Outlook 98: A Refreshing New Outlook for 98

Outlook, the ugly duckling of the Microsoft Office suite, has finally been upgraded and is available for download from Microsoft Corp.'s home on the Web. Its improvements in performance and ease-of-use may not have turned the package into a graceful swan just yet, but for many corporate environments, it now deserves careful consideration.

Microsoft describes Outlook 98 as a desktop information manager. It combines a sophisticated electronic mail client with a calendar, contact manager, To Do list, journal and sticky note pad. The new version comes as an upgrade to the product first shipped as part of the Office 97 suite.

Installing the new version of Outlook from the Internet is tempting but requires a time-consuming download from busy Web servers. We found it difficult to use the same installation files on multiple machines and were forced to install from the Internet instead of a local server. Installing from a CD copy of the product proved to be well worth the $14.95 investment.

Once installed, Outlook 98 adapts easily to its new environment. It can automatically detect a previously installed copy of Netscape Communications Corp.'s Mail and Messenger or Qualcomm Inc.'s Eudora series of messaging clients. The installation wizard asks if you want to convert the messages and folders from the existing products and transfer your contact information and Internet mail configurations. In so doing, we needed to do very little manual cleanup after the conversion.

As a mail client, Outlook 98 has become a formidable presence. Reflecting Exchange's recent Internet mail improvements, Outlook 98 is a client with multiple personalities: an effective client in corporate Exchange networks as well as in Internet-based mail networks. The user interface for mail is extremely customizible, allowing you to use a series of predefined views or develop your own. A typical Outlook 98 workspace can also provide automatic previews of messages in a small panel at the bottom of the screen. There's no need to actually open the messages to get a glimpse of their contents.

Outlook 98 has dramatically upgraded its rules and filtering engine to help users bring order to their incoming mail. A well-designed Rules Wizard enables even novice users to build mail filters through a simple, nontechnical interface. The Rules Wizard is complemented by a spam and adult e-mail filter engine that we found very simple to use, but sadly ineffective in practice.

Outlook has always attempted to move beyond electronic mail into the realm of scheduling and contact management. The Outlook 98 client's scheduling tool will be the second most useful feature for those in enterprise networks. Microsoft has paid attention to the way people actually work with a personal information manager by allowing users to open the scheduling and calendar tools without having to discard the current view.
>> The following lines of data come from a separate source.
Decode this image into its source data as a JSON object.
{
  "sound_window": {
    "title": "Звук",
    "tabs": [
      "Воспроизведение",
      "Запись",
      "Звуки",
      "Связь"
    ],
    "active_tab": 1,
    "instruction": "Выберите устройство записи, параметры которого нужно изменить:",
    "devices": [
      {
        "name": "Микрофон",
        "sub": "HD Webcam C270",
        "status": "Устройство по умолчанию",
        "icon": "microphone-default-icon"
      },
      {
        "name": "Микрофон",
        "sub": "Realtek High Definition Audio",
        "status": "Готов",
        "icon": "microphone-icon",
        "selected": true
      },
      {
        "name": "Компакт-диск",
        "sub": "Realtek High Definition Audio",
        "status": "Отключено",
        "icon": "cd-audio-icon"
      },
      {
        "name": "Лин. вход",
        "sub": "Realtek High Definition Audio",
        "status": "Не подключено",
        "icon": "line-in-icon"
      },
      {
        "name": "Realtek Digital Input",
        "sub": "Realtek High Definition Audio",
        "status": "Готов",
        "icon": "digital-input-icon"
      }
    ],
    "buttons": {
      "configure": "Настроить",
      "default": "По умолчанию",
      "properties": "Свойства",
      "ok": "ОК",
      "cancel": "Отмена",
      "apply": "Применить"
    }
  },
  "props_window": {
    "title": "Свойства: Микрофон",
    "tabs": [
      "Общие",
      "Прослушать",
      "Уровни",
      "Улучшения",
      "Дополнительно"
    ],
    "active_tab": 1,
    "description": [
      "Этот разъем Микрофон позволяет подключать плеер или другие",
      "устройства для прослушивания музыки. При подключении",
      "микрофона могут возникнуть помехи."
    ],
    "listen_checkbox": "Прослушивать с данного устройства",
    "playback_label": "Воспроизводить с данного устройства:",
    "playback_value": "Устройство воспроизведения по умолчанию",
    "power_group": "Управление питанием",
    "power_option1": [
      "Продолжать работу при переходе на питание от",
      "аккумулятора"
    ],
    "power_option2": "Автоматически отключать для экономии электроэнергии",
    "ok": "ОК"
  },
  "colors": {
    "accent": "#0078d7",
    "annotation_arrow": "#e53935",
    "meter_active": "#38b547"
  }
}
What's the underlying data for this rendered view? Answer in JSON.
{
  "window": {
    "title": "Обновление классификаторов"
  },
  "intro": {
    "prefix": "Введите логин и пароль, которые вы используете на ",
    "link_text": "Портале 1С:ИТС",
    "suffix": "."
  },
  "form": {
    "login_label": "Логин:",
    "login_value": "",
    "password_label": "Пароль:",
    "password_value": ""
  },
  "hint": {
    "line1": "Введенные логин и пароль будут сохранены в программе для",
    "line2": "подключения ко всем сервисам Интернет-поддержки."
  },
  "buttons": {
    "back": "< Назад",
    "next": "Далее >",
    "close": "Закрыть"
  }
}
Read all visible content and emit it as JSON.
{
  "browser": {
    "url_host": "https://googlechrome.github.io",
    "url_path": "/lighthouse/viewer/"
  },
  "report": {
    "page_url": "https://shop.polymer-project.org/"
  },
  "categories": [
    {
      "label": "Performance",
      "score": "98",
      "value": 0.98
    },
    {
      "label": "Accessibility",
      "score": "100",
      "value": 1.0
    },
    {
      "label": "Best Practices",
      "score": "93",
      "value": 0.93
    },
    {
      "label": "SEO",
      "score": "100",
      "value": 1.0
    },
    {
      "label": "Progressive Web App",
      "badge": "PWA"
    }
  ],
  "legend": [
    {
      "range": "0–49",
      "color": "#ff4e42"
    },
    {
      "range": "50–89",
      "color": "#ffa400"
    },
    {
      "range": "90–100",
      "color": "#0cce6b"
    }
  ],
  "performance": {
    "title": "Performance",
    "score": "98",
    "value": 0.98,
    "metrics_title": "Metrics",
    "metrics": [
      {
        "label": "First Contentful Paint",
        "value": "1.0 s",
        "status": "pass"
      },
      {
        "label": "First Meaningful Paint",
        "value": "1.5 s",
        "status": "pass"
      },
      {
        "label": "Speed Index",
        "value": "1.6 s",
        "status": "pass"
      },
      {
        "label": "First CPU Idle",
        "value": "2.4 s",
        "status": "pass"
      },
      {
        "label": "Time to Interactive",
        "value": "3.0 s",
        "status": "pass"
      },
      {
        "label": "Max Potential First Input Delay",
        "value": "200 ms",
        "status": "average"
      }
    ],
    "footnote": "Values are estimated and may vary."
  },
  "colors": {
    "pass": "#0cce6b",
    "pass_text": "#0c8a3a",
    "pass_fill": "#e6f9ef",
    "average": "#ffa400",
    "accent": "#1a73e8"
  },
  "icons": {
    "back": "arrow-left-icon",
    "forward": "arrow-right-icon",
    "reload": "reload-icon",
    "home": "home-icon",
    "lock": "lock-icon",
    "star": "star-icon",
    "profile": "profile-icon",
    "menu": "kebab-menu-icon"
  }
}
If you are churning through your incoming mail and receive a request to join a meeting, you can simply open the calendar in an entirely new window, check the meeting time and then return to your undisturbed mail window.

Outlook's emphasis on ease of use extends to all aspects of the product through a feature called Organize. Organize neatly inserts itself into your current view so that you don't have to switch between windows to take advantage of the wizard's features. When we used the Organize feature with mail we were impressed by how easily we could arrange, code and filter messages without having to learn a scripting language. In territory that might be less familiar to a user, the Organize feature really shines, making complex management of contacts and scheduling as easy as moving through a few nontechnical dialogs.

The original version was widely condemned because of its slow operation with Exchange servers, poor integration with Internet mail and notoriously resource-hungry operation. In large networks with busy servers -- and on client machines with large personal information stores -- Outlook was slow to load and move between functions. We compared a client running the older version of Outlook against a similar client running the new version and found that program startup had improved dramatically. Switching between tasks -- for instance, moving between the mail client and the contact manager -- has also been improved, but not as much as program startup. Starting up Word as your electronic mail editor, once an opportunity to take a coffee break, is now more efficient. Outlook is still not nimble, but this new version is an improvement.

Outlook 98's $109 ticket, or lack of a price tag for upgrades, hides the substantial workstation and support cost of the Outlook platform. For corporate networks with an existing investment in Outlook 97 or Exchange-based mail systems, the upgrade is free, so the decision should be a cinch: Outlook 98 is faster, more powerful and easier to use. For those organizations looking for a mail client integrated with personal management tools, Outlook has finally become a worthy competitor in the marketplace. Those looking only for an Internet mail client will probably find Outlook's features to be a bit overkill. For them, Outlook 98's smaller cousin, Outlook Express, might make a better choice.